* WHAT THE TASK ASKS: Using the data beneath, show every line that includes the word "seconds".

(Beginning of SUPPLIED RECORDS)

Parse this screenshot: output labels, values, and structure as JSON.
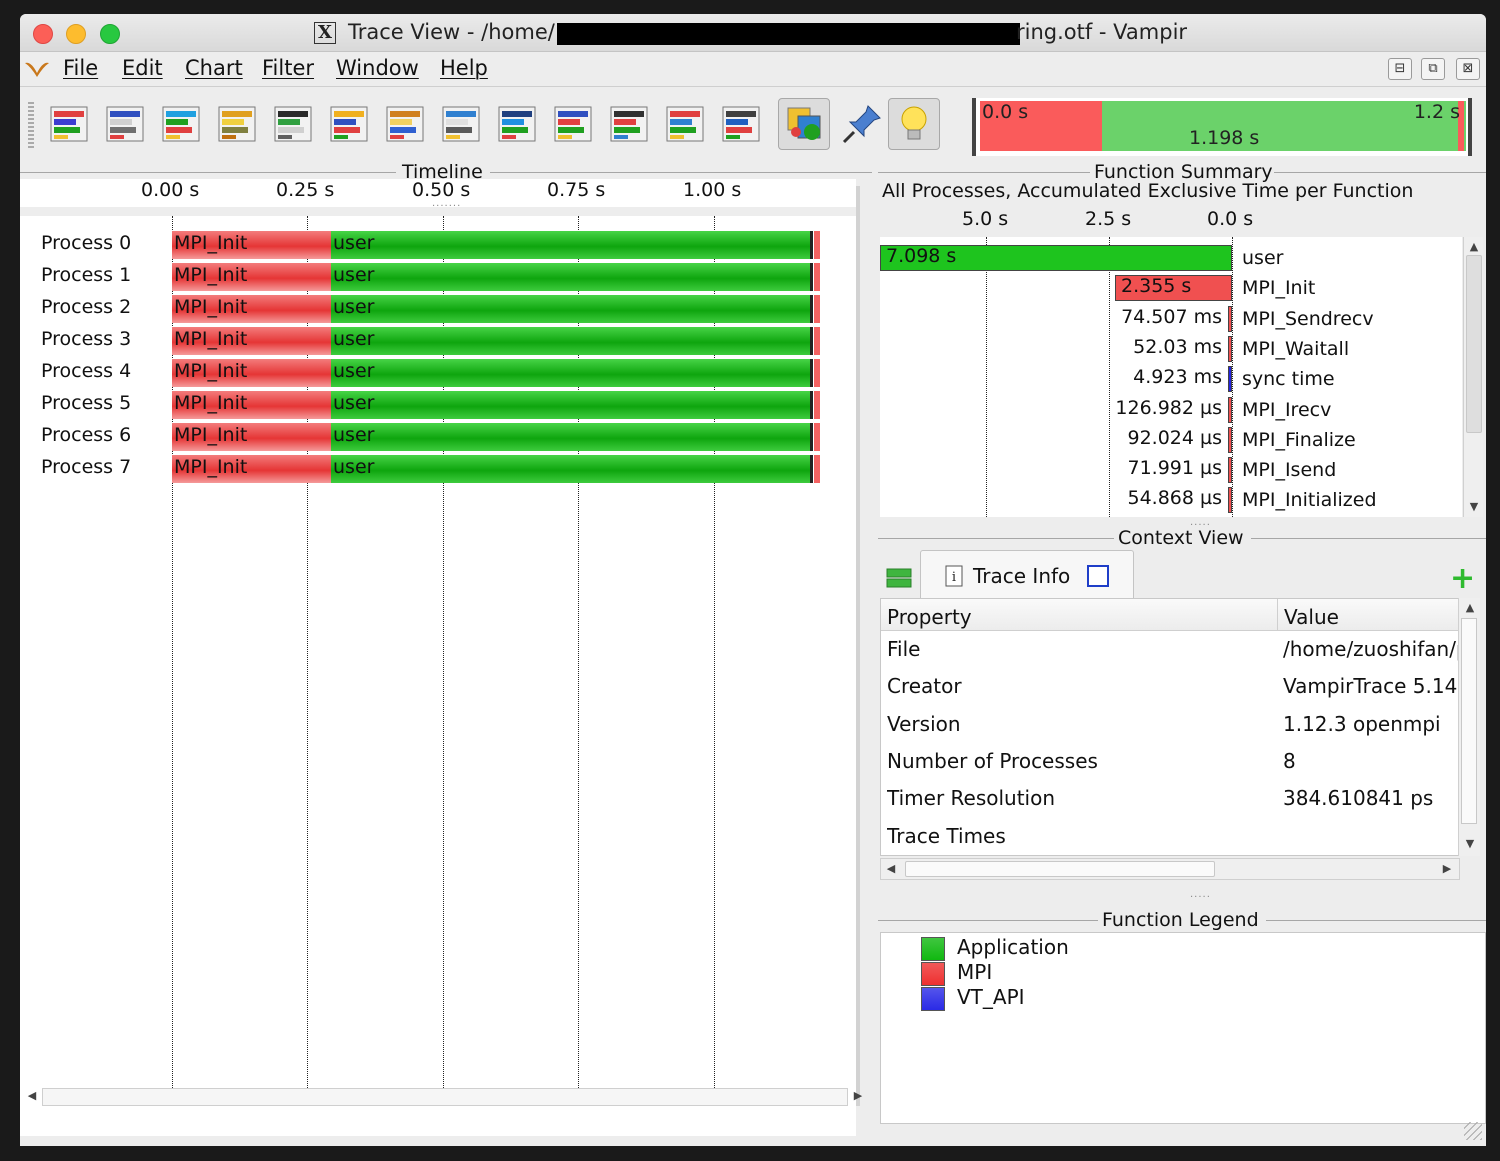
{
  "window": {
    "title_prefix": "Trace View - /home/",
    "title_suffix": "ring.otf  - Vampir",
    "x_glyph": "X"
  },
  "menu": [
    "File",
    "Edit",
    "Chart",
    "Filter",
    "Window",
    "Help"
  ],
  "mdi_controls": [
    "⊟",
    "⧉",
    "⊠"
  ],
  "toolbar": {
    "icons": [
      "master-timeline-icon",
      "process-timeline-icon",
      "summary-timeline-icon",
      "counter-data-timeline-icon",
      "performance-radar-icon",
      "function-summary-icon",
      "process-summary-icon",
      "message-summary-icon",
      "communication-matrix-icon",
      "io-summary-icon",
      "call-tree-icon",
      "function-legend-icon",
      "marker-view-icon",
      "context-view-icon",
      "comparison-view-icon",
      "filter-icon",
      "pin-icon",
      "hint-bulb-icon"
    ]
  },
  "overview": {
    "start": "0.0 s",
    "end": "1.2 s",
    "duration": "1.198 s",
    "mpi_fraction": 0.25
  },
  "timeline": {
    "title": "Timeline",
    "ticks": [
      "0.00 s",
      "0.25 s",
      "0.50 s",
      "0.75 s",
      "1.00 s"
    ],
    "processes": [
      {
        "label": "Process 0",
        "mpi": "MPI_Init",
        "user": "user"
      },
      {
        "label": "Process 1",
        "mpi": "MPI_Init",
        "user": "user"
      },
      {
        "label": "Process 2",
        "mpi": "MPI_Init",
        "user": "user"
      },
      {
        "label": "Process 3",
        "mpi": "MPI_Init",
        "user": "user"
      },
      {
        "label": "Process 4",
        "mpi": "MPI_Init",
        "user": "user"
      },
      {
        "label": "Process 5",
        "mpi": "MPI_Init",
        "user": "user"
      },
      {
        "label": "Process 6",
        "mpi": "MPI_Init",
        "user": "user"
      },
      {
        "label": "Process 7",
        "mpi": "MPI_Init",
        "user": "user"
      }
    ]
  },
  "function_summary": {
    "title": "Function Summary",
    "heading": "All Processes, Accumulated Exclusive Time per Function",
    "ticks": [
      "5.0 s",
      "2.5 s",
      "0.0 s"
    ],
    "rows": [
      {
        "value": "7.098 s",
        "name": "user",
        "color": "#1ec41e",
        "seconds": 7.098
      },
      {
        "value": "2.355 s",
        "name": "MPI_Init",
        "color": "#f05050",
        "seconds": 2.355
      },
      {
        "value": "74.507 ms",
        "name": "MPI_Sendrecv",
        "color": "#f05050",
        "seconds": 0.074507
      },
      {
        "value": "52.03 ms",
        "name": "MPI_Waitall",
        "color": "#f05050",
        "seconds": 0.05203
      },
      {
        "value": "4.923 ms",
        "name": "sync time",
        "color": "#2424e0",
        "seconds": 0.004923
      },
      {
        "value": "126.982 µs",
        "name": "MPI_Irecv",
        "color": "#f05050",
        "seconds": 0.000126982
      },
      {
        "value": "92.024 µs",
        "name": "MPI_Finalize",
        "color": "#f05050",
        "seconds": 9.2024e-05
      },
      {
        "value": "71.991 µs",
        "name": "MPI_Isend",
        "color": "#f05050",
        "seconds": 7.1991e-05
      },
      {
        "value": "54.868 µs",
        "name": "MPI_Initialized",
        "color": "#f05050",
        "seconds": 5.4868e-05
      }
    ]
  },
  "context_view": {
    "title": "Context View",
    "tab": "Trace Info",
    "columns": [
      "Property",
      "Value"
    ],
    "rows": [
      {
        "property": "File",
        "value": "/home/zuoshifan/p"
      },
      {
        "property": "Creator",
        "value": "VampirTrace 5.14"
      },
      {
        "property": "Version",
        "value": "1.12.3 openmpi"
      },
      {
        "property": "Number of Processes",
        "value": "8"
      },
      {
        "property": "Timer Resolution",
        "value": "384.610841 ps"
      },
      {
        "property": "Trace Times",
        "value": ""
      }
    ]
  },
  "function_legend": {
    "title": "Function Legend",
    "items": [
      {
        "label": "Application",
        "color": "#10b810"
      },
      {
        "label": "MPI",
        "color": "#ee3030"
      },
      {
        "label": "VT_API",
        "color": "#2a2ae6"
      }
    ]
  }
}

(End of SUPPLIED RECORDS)
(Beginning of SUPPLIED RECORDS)

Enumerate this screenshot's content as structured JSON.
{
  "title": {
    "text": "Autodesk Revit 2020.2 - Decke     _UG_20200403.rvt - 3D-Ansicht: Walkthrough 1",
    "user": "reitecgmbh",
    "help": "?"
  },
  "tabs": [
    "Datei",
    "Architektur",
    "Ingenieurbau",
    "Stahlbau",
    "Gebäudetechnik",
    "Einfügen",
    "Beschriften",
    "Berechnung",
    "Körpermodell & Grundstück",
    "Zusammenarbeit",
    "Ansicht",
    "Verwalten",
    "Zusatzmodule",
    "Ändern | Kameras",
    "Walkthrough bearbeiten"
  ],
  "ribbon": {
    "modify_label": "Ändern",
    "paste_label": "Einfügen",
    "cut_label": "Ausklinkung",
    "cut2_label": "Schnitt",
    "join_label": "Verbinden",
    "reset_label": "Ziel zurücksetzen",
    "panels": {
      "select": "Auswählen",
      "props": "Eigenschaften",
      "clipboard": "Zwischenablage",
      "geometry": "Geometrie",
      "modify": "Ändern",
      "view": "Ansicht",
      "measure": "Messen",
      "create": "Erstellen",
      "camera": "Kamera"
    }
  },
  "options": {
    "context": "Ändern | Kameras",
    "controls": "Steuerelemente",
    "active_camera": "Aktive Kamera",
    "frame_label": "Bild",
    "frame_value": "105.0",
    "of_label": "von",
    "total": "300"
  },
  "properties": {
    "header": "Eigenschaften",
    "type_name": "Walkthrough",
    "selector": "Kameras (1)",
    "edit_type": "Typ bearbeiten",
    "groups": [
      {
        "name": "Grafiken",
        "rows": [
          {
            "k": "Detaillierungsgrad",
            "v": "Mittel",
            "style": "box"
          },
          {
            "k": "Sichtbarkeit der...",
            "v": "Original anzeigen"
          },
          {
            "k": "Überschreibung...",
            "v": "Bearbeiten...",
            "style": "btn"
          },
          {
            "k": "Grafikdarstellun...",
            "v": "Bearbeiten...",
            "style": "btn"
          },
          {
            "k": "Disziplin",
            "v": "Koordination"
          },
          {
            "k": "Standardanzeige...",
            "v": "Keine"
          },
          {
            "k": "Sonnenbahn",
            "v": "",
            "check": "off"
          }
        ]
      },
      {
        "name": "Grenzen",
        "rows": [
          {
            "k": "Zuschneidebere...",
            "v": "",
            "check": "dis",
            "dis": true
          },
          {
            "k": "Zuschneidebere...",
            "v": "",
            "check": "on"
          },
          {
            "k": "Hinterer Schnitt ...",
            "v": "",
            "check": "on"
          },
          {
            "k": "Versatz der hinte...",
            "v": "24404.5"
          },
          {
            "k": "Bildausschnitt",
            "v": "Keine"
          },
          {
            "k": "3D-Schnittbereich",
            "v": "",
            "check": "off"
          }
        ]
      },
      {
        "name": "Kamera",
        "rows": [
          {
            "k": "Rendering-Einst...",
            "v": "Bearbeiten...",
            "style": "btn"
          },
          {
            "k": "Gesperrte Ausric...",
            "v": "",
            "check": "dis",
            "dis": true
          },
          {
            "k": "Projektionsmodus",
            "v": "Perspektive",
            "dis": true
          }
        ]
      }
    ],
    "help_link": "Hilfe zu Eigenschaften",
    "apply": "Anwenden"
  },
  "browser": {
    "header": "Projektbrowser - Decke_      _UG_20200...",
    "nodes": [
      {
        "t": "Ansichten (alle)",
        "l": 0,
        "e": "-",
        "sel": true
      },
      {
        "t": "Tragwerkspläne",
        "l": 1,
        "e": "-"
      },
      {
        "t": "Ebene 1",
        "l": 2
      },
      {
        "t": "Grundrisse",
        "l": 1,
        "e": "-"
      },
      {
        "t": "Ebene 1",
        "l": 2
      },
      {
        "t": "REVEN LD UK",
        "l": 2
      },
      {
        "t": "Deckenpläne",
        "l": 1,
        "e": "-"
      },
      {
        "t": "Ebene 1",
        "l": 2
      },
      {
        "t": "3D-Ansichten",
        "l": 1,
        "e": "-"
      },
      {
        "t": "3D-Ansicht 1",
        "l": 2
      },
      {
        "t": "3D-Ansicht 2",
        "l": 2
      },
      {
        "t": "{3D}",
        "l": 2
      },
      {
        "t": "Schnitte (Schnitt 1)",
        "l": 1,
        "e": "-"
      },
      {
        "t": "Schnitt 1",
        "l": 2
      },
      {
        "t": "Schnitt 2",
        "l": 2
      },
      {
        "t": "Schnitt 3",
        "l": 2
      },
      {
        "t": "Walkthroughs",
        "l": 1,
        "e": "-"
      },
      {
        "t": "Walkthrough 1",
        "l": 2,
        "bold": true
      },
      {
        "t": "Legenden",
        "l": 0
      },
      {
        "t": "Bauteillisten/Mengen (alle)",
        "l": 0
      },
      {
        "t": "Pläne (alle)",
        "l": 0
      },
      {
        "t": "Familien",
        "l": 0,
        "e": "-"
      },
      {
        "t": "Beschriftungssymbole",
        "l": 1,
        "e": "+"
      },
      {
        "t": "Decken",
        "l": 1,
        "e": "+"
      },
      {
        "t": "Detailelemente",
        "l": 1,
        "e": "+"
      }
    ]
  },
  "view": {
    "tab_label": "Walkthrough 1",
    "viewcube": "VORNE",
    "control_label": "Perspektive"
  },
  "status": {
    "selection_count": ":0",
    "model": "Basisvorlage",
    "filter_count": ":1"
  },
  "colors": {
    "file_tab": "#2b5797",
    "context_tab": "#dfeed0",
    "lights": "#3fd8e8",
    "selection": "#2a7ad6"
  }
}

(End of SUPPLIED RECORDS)

* TASK SOLUTION:
        "seconds": 7.098
        "seconds": 2.355
        "seconds": 0.074507
        "seconds": 0.05203
        "seconds": 0.004923
        "seconds": 0.000126982
        "seconds": 9.2024e-05
        "seconds": 7.1991e-05
        "seconds": 5.4868e-05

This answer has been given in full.